Cho Eun-hye, a 19-year-old architecture student who took the CSAT last year, said she prepared by taking private lessons after school for a year leading up to the test and then continued studying at home or a café until late at night, with days starting at 6 a.m. and often ending at midnight or later.
Cho said that the anxiety intensifies as the date of the test gets nearer.
"One month before the test, students get so stressed out," she said. "Everyone tries to follow the same pattern: wake up at the same time, eat the same foods, so there are no surprises on the test day."
While interviews, essays and grades are part of the admissions process, getting a top score on the CSAT is necessary to enter elite schools such as the so-called SKY universities -- Seoul National University, Korea University and Yonsei University -- which are seen as the stepping stones to the top echelons of government and corporate life.
South Korea places an enormous emphasis on education and it has the world's highest level of college participation, with more than 70 percent of graduates moving on to tertiary education, according to the Organization for Economic Co-operation and Development.
Private tutoring has become a massive industry helping to fuel the educational obsession, with almost 73 percent of students taking some form of private lessons, according to a study from the Ministry of Education and Statistics Korea.
At the same time, the stress surrounding the educational system in South Korea is legendary, with long days and high expectations taking a toll.

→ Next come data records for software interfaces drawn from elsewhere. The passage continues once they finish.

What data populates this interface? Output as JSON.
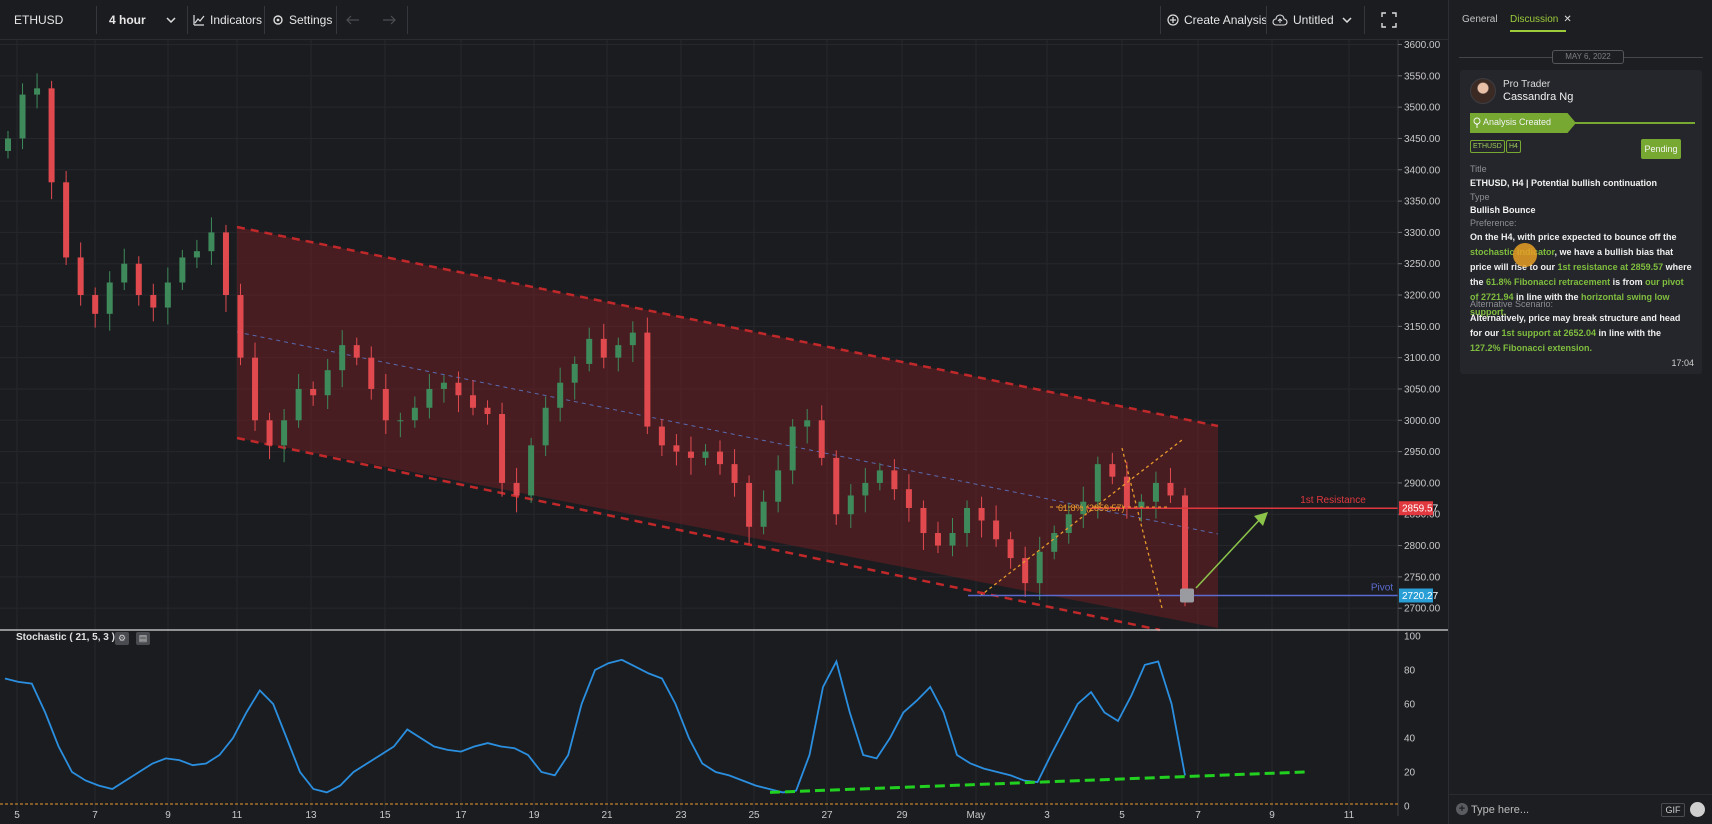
{
  "toolbar": {
    "symbol": "ETHUSD",
    "interval": "4 hour",
    "indicators_label": "Indicators",
    "settings_label": "Settings",
    "create_analysis_label": "Create Analysis",
    "layout_name": "Untitled"
  },
  "chart_data": [
    {
      "type": "candlestick",
      "symbol": "ETHUSD",
      "interval": "4 hour",
      "y_axis": {
        "ylim": [
          2650,
          3600
        ],
        "ticks": [
          3600,
          3550,
          3500,
          3450,
          3400,
          3350,
          3300,
          3250,
          3200,
          3150,
          3100,
          3050,
          3000,
          2950,
          2900,
          2850,
          2800,
          2750,
          2700
        ]
      },
      "x_axis": {
        "ticks": [
          "5",
          "7",
          "9",
          "11",
          "13",
          "15",
          "17",
          "19",
          "21",
          "23",
          "25",
          "27",
          "29",
          "May",
          "3",
          "5",
          "7",
          "9",
          "11"
        ]
      },
      "closes": [
        3450,
        3520,
        3530,
        3380,
        3260,
        3200,
        3170,
        3220,
        3250,
        3200,
        3180,
        3220,
        3260,
        3270,
        3300,
        3200,
        3100,
        3000,
        2960,
        3000,
        3050,
        3040,
        3080,
        3120,
        3100,
        3050,
        3000,
        3000,
        3020,
        3050,
        3060,
        3040,
        3020,
        3010,
        2900,
        2880,
        2960,
        3020,
        3060,
        3090,
        3130,
        3100,
        3120,
        3140,
        2990,
        2960,
        2950,
        2940,
        2950,
        2930,
        2900,
        2830,
        2870,
        2920,
        2990,
        3000,
        2940,
        2850,
        2880,
        2900,
        2920,
        2890,
        2860,
        2820,
        2800,
        2820,
        2860,
        2840,
        2810,
        2780,
        2740,
        2790,
        2820,
        2850,
        2870,
        2930,
        2910,
        2860,
        2870,
        2900,
        2880,
        2720
      ],
      "annotations": [
        {
          "text": "1st Resistance",
          "price": 2859.57,
          "price_label": "2859.57",
          "color": "#e0383e"
        },
        {
          "text": "Pivot",
          "price": 2720.27,
          "price_label": "2720.27",
          "color": "#5b6bd0"
        },
        {
          "text": "61.8% (2859.57)",
          "type": "fibonacci"
        }
      ],
      "channel": {
        "type": "descending",
        "color": "#c0282a"
      }
    },
    {
      "type": "line",
      "title": "Stochastic ( 21, 5, 3 )",
      "ylim": [
        0,
        100
      ],
      "y_ticks": [
        100,
        80,
        60,
        40,
        20,
        0
      ],
      "values": [
        75,
        73,
        72,
        55,
        35,
        20,
        15,
        12,
        10,
        15,
        20,
        25,
        28,
        27,
        24,
        25,
        30,
        40,
        55,
        68,
        60,
        40,
        20,
        10,
        8,
        12,
        20,
        25,
        30,
        35,
        45,
        40,
        35,
        33,
        32,
        35,
        37,
        35,
        34,
        30,
        20,
        18,
        30,
        60,
        80,
        84,
        86,
        82,
        78,
        75,
        60,
        40,
        25,
        20,
        18,
        15,
        12,
        10,
        8,
        9,
        30,
        70,
        85,
        55,
        30,
        28,
        40,
        55,
        62,
        70,
        55,
        30,
        25,
        22,
        20,
        18,
        15,
        14,
        30,
        45,
        60,
        67,
        55,
        50,
        65,
        83,
        85,
        60,
        18
      ],
      "trendline": {
        "color": "#22d020",
        "style": "dashed"
      }
    }
  ],
  "panel": {
    "tabs": [
      "General",
      "Discussion"
    ],
    "active_tab": "Discussion",
    "date_separator": "MAY 6, 2022",
    "author_role": "Pro Trader",
    "author_name": "Cassandra Ng",
    "status_banner": "Analysis Created",
    "tags": [
      "ETHUSD",
      "H4"
    ],
    "status": "Pending",
    "title_label": "Title",
    "title_value": "ETHUSD, H4 | Potential bullish continuation",
    "type_label": "Type",
    "type_value": "Bullish Bounce",
    "preference_label": "Preference:",
    "preference_text": {
      "p1": "On the H4, with price expected to bounce off the ",
      "g1": "stochastic indicator",
      "p2": ", we have a bullish bias that price will rise to our ",
      "g2": "1st resistance at 2859.57",
      "p3": " where the ",
      "g3": "61.8% Fibonacci retracement",
      "p4": " is from ",
      "g4": "our pivot of 2721.94",
      "p5": " in line with the ",
      "g5": "horizontal swing low support."
    },
    "alt_label": "Alternative Scenario:",
    "alt_text": {
      "p1": "Alternatively, price may break structure and head for our ",
      "g1": "1st support at 2652.04",
      "p2": " in line with the ",
      "g2": "127.2% Fibonacci extension."
    },
    "time": "17:04",
    "message_placeholder": "Type here...",
    "gif_label": "GIF"
  },
  "colors": {
    "bull": "#3e8a5b",
    "bear": "#e04a4f",
    "accent": "#76a832",
    "stoch_line": "#2b8fe0",
    "background": "#1b1c20"
  }
}
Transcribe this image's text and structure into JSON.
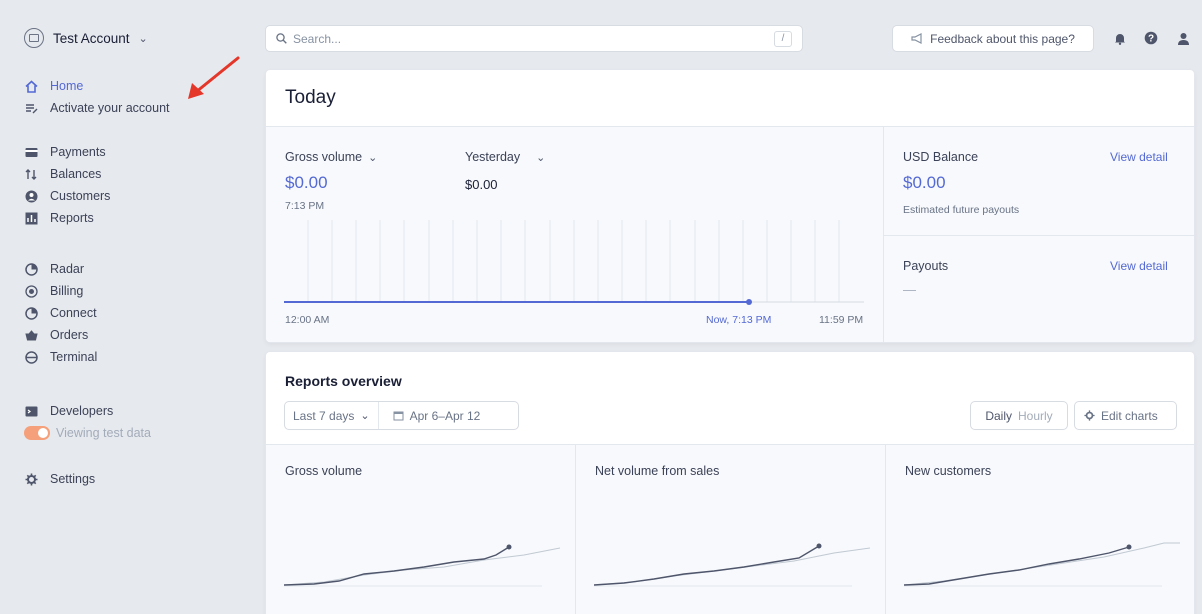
{
  "sidebar": {
    "account_name": "Test Account",
    "items": [
      {
        "label": "Home",
        "icon": "home-icon",
        "active": true
      },
      {
        "label": "Activate your account",
        "icon": "list-edit-icon"
      },
      {
        "label": "Payments",
        "icon": "payments-icon"
      },
      {
        "label": "Balances",
        "icon": "balances-icon"
      },
      {
        "label": "Customers",
        "icon": "customers-icon"
      },
      {
        "label": "Reports",
        "icon": "reports-icon"
      },
      {
        "label": "Radar",
        "icon": "radar-icon"
      },
      {
        "label": "Billing",
        "icon": "billing-icon"
      },
      {
        "label": "Connect",
        "icon": "connect-icon"
      },
      {
        "label": "Orders",
        "icon": "orders-icon"
      },
      {
        "label": "Terminal",
        "icon": "terminal-icon"
      },
      {
        "label": "Developers",
        "icon": "developers-icon"
      },
      {
        "label": "Viewing test data",
        "icon": "test-data-toggle"
      },
      {
        "label": "Settings",
        "icon": "gear-icon"
      }
    ]
  },
  "topbar": {
    "search_placeholder": "Search...",
    "search_shortcut": "/",
    "feedback_label": "Feedback about this page?"
  },
  "today": {
    "title": "Today",
    "gross_volume_label": "Gross volume",
    "gross_volume_value": "$0.00",
    "gross_volume_time": "7:13 PM",
    "compare_label": "Yesterday",
    "compare_value": "$0.00",
    "axis_start": "12:00 AM",
    "axis_now": "Now, 7:13 PM",
    "axis_end": "11:59 PM",
    "balance_label": "USD Balance",
    "balance_value": "$0.00",
    "balance_note": "Estimated future payouts",
    "payouts_label": "Payouts",
    "payouts_value": "—",
    "view_detail": "View detail"
  },
  "reports": {
    "title": "Reports overview",
    "range_label": "Last 7 days",
    "date_range": "Apr 6–Apr 12",
    "granularity_active": "Daily",
    "granularity_inactive": "Hourly",
    "edit_charts": "Edit charts",
    "charts": [
      {
        "label": "Gross volume"
      },
      {
        "label": "Net volume from sales"
      },
      {
        "label": "New customers"
      }
    ]
  },
  "colors": {
    "accent": "#5469d4",
    "arrow": "#e5362a",
    "toggle": "#f5a07a"
  }
}
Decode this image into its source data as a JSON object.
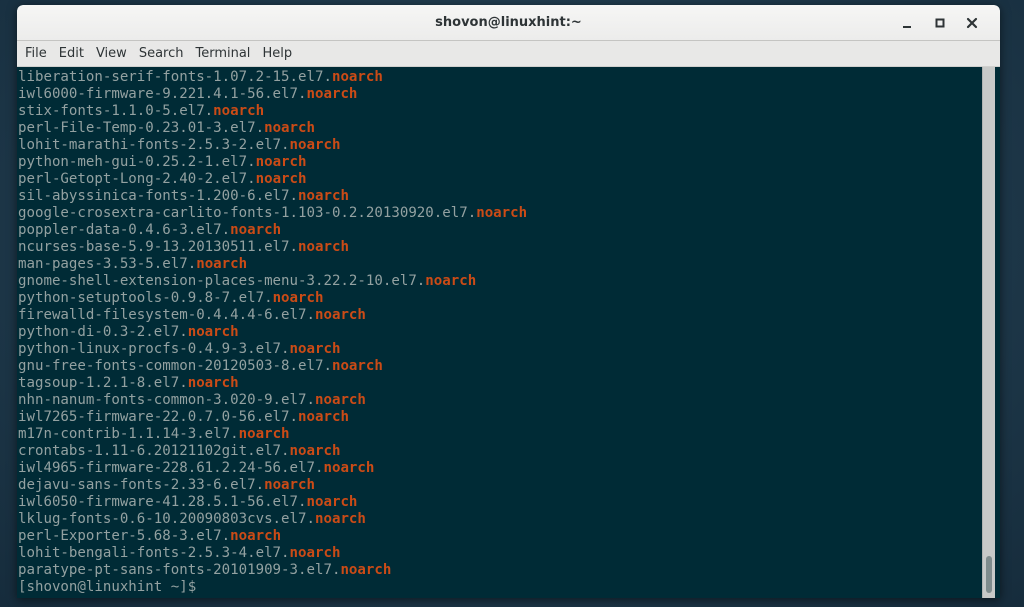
{
  "window": {
    "title": "shovon@linuxhint:~",
    "controls": {
      "minimize": "minimize-icon",
      "maximize": "maximize-icon",
      "close": "close-icon"
    }
  },
  "menubar": {
    "items": [
      "File",
      "Edit",
      "View",
      "Search",
      "Terminal",
      "Help"
    ]
  },
  "terminal": {
    "colors": {
      "background": "#002b36",
      "foreground": "#93a1a1",
      "arch_highlight": "#cb4b16"
    },
    "lines": [
      {
        "pkg": "liberation-serif-fonts-1.07.2-15.el7.",
        "arch": "noarch"
      },
      {
        "pkg": "iwl6000-firmware-9.221.4.1-56.el7.",
        "arch": "noarch"
      },
      {
        "pkg": "stix-fonts-1.1.0-5.el7.",
        "arch": "noarch"
      },
      {
        "pkg": "perl-File-Temp-0.23.01-3.el7.",
        "arch": "noarch"
      },
      {
        "pkg": "lohit-marathi-fonts-2.5.3-2.el7.",
        "arch": "noarch"
      },
      {
        "pkg": "python-meh-gui-0.25.2-1.el7.",
        "arch": "noarch"
      },
      {
        "pkg": "perl-Getopt-Long-2.40-2.el7.",
        "arch": "noarch"
      },
      {
        "pkg": "sil-abyssinica-fonts-1.200-6.el7.",
        "arch": "noarch"
      },
      {
        "pkg": "google-crosextra-carlito-fonts-1.103-0.2.20130920.el7.",
        "arch": "noarch"
      },
      {
        "pkg": "poppler-data-0.4.6-3.el7.",
        "arch": "noarch"
      },
      {
        "pkg": "ncurses-base-5.9-13.20130511.el7.",
        "arch": "noarch"
      },
      {
        "pkg": "man-pages-3.53-5.el7.",
        "arch": "noarch"
      },
      {
        "pkg": "gnome-shell-extension-places-menu-3.22.2-10.el7.",
        "arch": "noarch"
      },
      {
        "pkg": "python-setuptools-0.9.8-7.el7.",
        "arch": "noarch"
      },
      {
        "pkg": "firewalld-filesystem-0.4.4.4-6.el7.",
        "arch": "noarch"
      },
      {
        "pkg": "python-di-0.3-2.el7.",
        "arch": "noarch"
      },
      {
        "pkg": "python-linux-procfs-0.4.9-3.el7.",
        "arch": "noarch"
      },
      {
        "pkg": "gnu-free-fonts-common-20120503-8.el7.",
        "arch": "noarch"
      },
      {
        "pkg": "tagsoup-1.2.1-8.el7.",
        "arch": "noarch"
      },
      {
        "pkg": "nhn-nanum-fonts-common-3.020-9.el7.",
        "arch": "noarch"
      },
      {
        "pkg": "iwl7265-firmware-22.0.7.0-56.el7.",
        "arch": "noarch"
      },
      {
        "pkg": "m17n-contrib-1.1.14-3.el7.",
        "arch": "noarch"
      },
      {
        "pkg": "crontabs-1.11-6.20121102git.el7.",
        "arch": "noarch"
      },
      {
        "pkg": "iwl4965-firmware-228.61.2.24-56.el7.",
        "arch": "noarch"
      },
      {
        "pkg": "dejavu-sans-fonts-2.33-6.el7.",
        "arch": "noarch"
      },
      {
        "pkg": "iwl6050-firmware-41.28.5.1-56.el7.",
        "arch": "noarch"
      },
      {
        "pkg": "lklug-fonts-0.6-10.20090803cvs.el7.",
        "arch": "noarch"
      },
      {
        "pkg": "perl-Exporter-5.68-3.el7.",
        "arch": "noarch"
      },
      {
        "pkg": "lohit-bengali-fonts-2.5.3-4.el7.",
        "arch": "noarch"
      },
      {
        "pkg": "paratype-pt-sans-fonts-20101909-3.el7.",
        "arch": "noarch"
      }
    ],
    "prompt": "[shovon@linuxhint ~]$ "
  }
}
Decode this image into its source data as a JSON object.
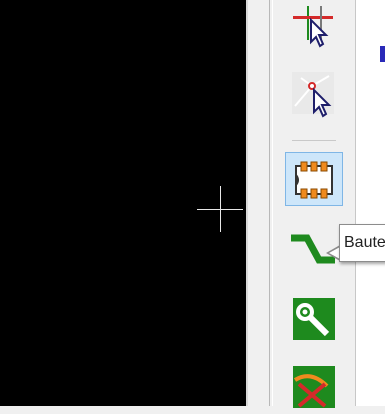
{
  "canvas": {
    "background": "#000000",
    "cursor": "crosshair-cursor"
  },
  "toolbar": {
    "tools": [
      {
        "name": "highlight-net-icon",
        "selected": false
      },
      {
        "name": "local-ratsnest-icon",
        "selected": false
      },
      {
        "name": "add-footprint-icon",
        "selected": true
      },
      {
        "name": "route-track-icon",
        "selected": false
      },
      {
        "name": "add-via-icon",
        "selected": false
      },
      {
        "name": "add-zone-icon",
        "selected": false
      }
    ]
  },
  "tooltip": {
    "text": "Bauteil"
  },
  "colors": {
    "selected_bg": "#cde6fa",
    "selected_border": "#7fb6e6",
    "accent_blue": "#2a2ab8",
    "track_green": "#1e8a1e"
  }
}
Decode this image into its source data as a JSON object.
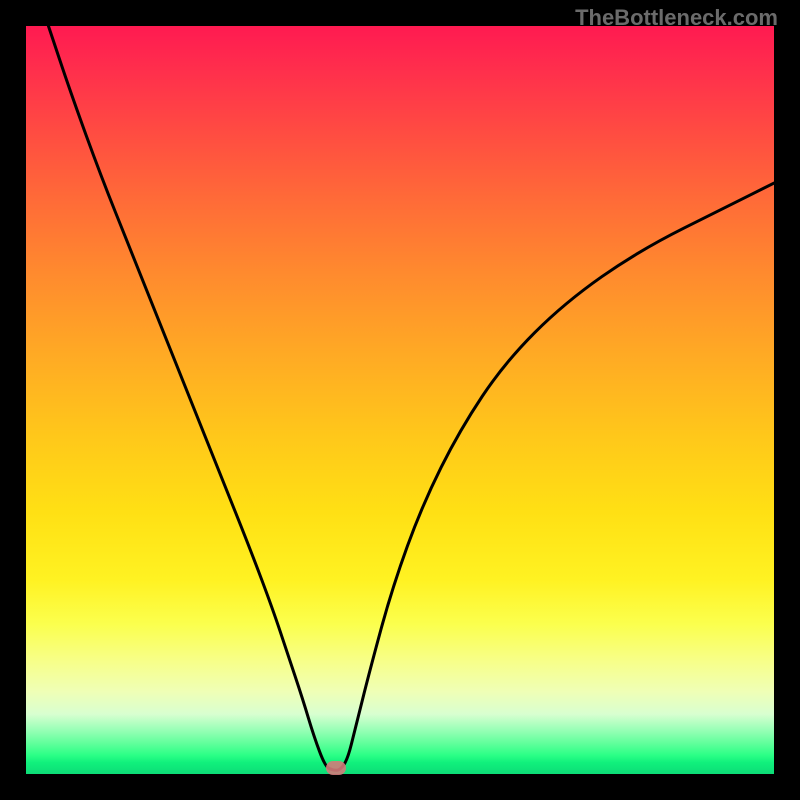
{
  "watermark": "TheBottleneck.com",
  "chart_data": {
    "type": "line",
    "title": "",
    "xlabel": "",
    "ylabel": "",
    "xlim": [
      0,
      100
    ],
    "ylim": [
      0,
      100
    ],
    "background_gradient": {
      "top": "#ff1a51",
      "mid_orange": "#ff8a2e",
      "mid_yellow": "#ffe014",
      "bottom": "#0ddc77"
    },
    "series": [
      {
        "name": "bottleneck-curve",
        "color": "#000000",
        "x": [
          3,
          6,
          10,
          14,
          18,
          22,
          26,
          30,
          33,
          35,
          37,
          38.5,
          40,
          41,
          42,
          43,
          44,
          46,
          49,
          53,
          58,
          64,
          72,
          82,
          94,
          100
        ],
        "y": [
          100,
          91,
          80,
          70,
          60,
          50,
          40,
          30,
          22,
          16,
          10,
          5,
          1,
          0.5,
          0.5,
          2,
          6,
          14,
          25,
          36,
          46,
          55,
          63,
          70,
          76,
          79
        ]
      }
    ],
    "marker": {
      "x_fraction": 0.415,
      "y_fraction": 0.992,
      "color": "#d17a7a"
    }
  }
}
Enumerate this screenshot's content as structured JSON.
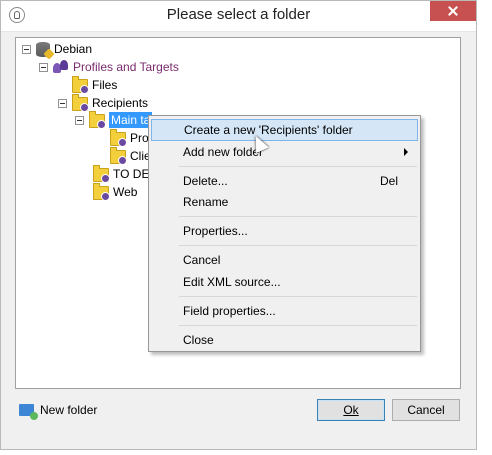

Suicide is the number one cause of death among young people in South Korea, and overall suicide rates are the highest in the world among OECD countries.
While the CSAT is nerve-wracking, it has also long been seen as commendably meritocratic, offering a chance for rich and poor alike to compete on a level playing field.
That sense of fairness has been deeply shaken in recent years, however, with college admissions scandals among the powerful and connected striking a raw nerve in the country.
The discovery that the daughter of a confidante to disgraced President Park Geun-hye was unfairly admitted to the prestigious Ewha Women's University was the first spark in a series of mass protests that ultimately led to Park's impeachment in 2017.
More recently, a corruption scandal around the family of former Justice Minister Cho Kuk, which included the allegation that his daughter was admitted to college and medical school based on fabricated qualifications, led to Cho's resignation last month.
In response, South Korean President Moon Jae-in recently announced "drastic measures" for education reform to help level the playing field.
"Our education system faces a crisis of trust," he said at an education policy meeting on Oct. 25. "There is a growing sense of loss among the public, with education now seen as having been reduced to a means for parents to hand down their socio-economic status and privilege to their children."
The reform measures include raising the proportion of "regular admissions" -- those heavily based on grades and the CSAT score -- rather than "non-scheduled admissions," which weigh extracurricular activities and other factors in an opaque system that favors students from elite schools.
Cho, the architecture student, said that she was able to cope with the burden of studying for the CSAT but felt that South Korea's relentless education system was not geared toward helping students discover their strengths and passions along the way.
"I think what Korean high school students need is more help in finding their future path, finding out what they like, what they are good at," she said. "What is missing sometimes is a reason for all that studying."